Review: Motown The Musical Says Thanks Berry, Much
Berry Gordy's Motown label rolled out as many hit records during the 1960s as Detroit rolled out Chevrolets.
In that same feverish vein, Motown The Musical churns out these numbers off a production line, powered by a chorus of rhapsodic singers, an undercooked narrative involving Gordy's rise to greatness and his love affair with Diana Ross, plus an added Civil Rights thread for extra clout.
Our hero — and that's how Gordy is painted here — cuts his teeth writing songs for Jackie Wilson before realising he can make a packet going it alone. Cue a chance encounter with Smokey Robinson, and the decision to create Motown (a portmanteau of Motor Town) — the label and sound that would shake the music scene and so much more.
In these early numbers, Motown The Musical neatly slots tracks into the narrative: "To be loved..." pines Gordy as he dreams of making it big. "I want money!" he belts at his family, convincing them to lend him 800 bucks to build Hitsville USA — the physical foundations of Motown.
It's colourful stuff with chic 60s sets (especially as we see Hitsville knocked up before our eyes), and Gordy (played by Cedric Neal) is a likeable fella — doling out fame and fortune to half of Detroit while sticking up for his fellow black people.
Problem is, he's rather TOO likeable, and this makes a lot of sense when you realise not only has Gordy himself signed, sealed and delivered his approval for this musical — it's based on his 1994 autobiography.
To be as successful as Gordy you've got to be ruthless (indeed he often controlled every aspect of his artists' lives), but here he's the plucky underdog from soup to nuts, leaving a distinct taste of incredulousness in the mouth.
The Motown boss is also blessed with a sweet voice — sweeter, strangely, than Marvin Gaye or Stevie Wonder. Which leads us to another problem.
No one can knock the soundtrack here: Motown made some of the greatest records of all time, and this musical gives us everything on the menu. But if some of these acts were tribute bands, you'd feel short-changed; sometimes you almost need the Stars in Their Eyes-like intro to confirm who you're watching.
Another niggle: we want to hear songs like Baby Love and Reach Out I'll Be There in full. But because of the nature of this beast, songs are interrupted mid flow — usually by another song, and occasionally a bullet, when JFK and Martin Luther King are gunned down.
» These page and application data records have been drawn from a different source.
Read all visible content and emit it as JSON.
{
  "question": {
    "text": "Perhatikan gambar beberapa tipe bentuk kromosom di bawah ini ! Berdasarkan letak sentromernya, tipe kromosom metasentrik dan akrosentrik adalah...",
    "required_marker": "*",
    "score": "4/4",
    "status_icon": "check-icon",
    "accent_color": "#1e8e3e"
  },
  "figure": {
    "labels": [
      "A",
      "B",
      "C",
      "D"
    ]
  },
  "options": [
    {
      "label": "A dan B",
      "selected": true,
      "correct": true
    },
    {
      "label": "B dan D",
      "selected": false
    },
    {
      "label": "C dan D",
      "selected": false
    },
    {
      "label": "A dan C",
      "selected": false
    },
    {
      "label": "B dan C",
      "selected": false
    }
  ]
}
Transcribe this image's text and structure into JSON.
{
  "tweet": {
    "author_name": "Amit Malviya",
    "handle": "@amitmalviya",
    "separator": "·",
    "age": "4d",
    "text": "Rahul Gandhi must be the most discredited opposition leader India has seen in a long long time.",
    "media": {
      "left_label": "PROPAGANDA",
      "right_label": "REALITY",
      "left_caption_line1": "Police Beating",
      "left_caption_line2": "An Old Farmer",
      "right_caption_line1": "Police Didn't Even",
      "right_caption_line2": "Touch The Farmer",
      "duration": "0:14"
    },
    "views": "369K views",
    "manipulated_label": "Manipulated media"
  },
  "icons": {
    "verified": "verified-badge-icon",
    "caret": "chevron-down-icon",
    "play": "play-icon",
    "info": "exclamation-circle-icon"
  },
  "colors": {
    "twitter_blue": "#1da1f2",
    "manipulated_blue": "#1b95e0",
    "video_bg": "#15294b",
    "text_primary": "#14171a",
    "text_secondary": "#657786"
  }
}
One of the few songs that IS served up in full, is ham on a silver salver: when Diana Ross (Lucy St Louis) pulls up a couple of audience members on stage to sing along to Reach Out and Touch (Somebody's Hand), we want to paraphrase another of Ross's hits — Stop! In the Name of All That is Holy.
Though the later 70s and the 80s had flashes of genius for Motown — as evidenced in this show with a prodigious Michael Jackson impersonator — the hits were drying up.
This decline is reflected in the second half as the pace gradually wilts and we're faced with more excruciating exchanges between Gordy and Ross ('You're a wonderful singer 'You're a great man' 'You've got well nice eyes' 'You're a great man'), along with more on how Gordy's Motown brought black and white communities together (it did, but no need to hammer it home, mate).
By the time a teary Gordy gets his back slapped at a 25th anniversary reunion, it's clear Motown The Musical is nothing short of self-penned hagiography. Just like the good old days, Gordy's controlling hands are all over this show.
For anyone who wants to sing along to a cruise ship rendition of Ain't No Mountain (and really there's nothing wrong with that), Motown The Musical is good, if flawed, fun.
Otherwise, you're better off spending a tenner on Spotify Premium and getting your fix that way.
Motown The Musical is on at Shaftesbury Theatre, 210 Shaftesbury Avenue, WC2H 8DP until 18 February 2017. Tickets £49.60-£120. Londonist saw this show on a complimentary ticket.
Last Updated 10 March 2016